What is the GDP of Latvia?
|Currency Name and Code||Euro (EUR)|
|GDP - Gross Domestic Product (PPP)||$56,920,000,000 (USD)|
|GDP - official exchange rate||$27,820,000,000 (USD)|
|GDP - real growth rate||2.2%|
|GDP Per Capita||$24,500.00 (USD)|
|GDP by Sector- agriculture||3.4%|
|GDP by Sector- Industry||23.2%|
|GDP by Sector- services||73.4%|
|GDP - composition, by end use||
household consumption: 62%
government consumption: 17.4%
investment in fixed capital: 23.3%
investment in inventories: 0.8%
exports of goods and services: 68%
imports of goods and services: -71.5%
|Labor Force By Occupation- agriculture||8.8%|
|Labor Force By Occupation- industry||24%|
|Labor Force By Occupation- services||67.2%|
|Fiscal Year||calendar year|
|Annual Budget||$8,028,000,000 (USD)|
|Budget Surplus or Deficit - percent of GDP||-0.2%|
|Public Debt (% of GDP)||12%|

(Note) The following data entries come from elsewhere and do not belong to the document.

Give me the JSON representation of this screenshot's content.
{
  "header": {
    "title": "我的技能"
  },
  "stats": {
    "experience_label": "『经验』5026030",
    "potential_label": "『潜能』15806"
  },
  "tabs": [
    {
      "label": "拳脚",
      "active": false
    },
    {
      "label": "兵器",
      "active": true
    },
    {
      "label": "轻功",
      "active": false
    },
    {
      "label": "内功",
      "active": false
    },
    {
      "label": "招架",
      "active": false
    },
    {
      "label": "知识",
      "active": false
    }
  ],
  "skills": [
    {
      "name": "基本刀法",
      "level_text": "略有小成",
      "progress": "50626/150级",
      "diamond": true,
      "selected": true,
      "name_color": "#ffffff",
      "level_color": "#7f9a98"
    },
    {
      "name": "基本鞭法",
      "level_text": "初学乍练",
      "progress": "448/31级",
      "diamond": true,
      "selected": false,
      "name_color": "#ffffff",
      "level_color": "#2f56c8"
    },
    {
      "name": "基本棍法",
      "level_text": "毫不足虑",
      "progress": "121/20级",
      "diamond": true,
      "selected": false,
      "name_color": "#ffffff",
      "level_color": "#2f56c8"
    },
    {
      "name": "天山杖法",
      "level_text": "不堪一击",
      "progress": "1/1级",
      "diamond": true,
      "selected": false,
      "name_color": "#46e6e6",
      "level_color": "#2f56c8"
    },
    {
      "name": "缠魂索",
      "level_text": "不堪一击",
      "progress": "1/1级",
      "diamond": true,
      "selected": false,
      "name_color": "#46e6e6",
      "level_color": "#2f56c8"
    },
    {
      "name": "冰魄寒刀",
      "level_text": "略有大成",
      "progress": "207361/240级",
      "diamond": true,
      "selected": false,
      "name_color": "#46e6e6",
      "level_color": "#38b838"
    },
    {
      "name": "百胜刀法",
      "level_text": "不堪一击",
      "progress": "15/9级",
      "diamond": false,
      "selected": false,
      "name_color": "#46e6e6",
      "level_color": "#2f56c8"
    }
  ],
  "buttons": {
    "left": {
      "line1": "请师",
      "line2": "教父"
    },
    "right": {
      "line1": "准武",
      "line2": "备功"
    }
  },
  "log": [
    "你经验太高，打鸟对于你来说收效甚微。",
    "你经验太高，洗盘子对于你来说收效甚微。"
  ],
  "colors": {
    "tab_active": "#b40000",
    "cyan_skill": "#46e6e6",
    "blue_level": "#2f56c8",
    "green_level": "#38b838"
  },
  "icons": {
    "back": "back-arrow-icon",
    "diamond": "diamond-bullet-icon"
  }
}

|Taxes and other revenues - percent of GDP||35.9%|
|Major Industries||buses, vans, street and railroad cars, synthetic fibers, agricultural machinery, fertilizers, washing machines, radios, electronics, pharmaceuticals, processed foods, textiles; note - dependent on imports for energy and raw materials|
|Industrial Growth Rate||-1.8%|
|Agriculture Products||grain, sugar beets, potatoes, vegetables; beef, pork, milk, eggs; fish|
|Exchange Rate per US Dollar||Latvian lat (LVL)|
|Commercial Bank Prime Lending Rate||5%|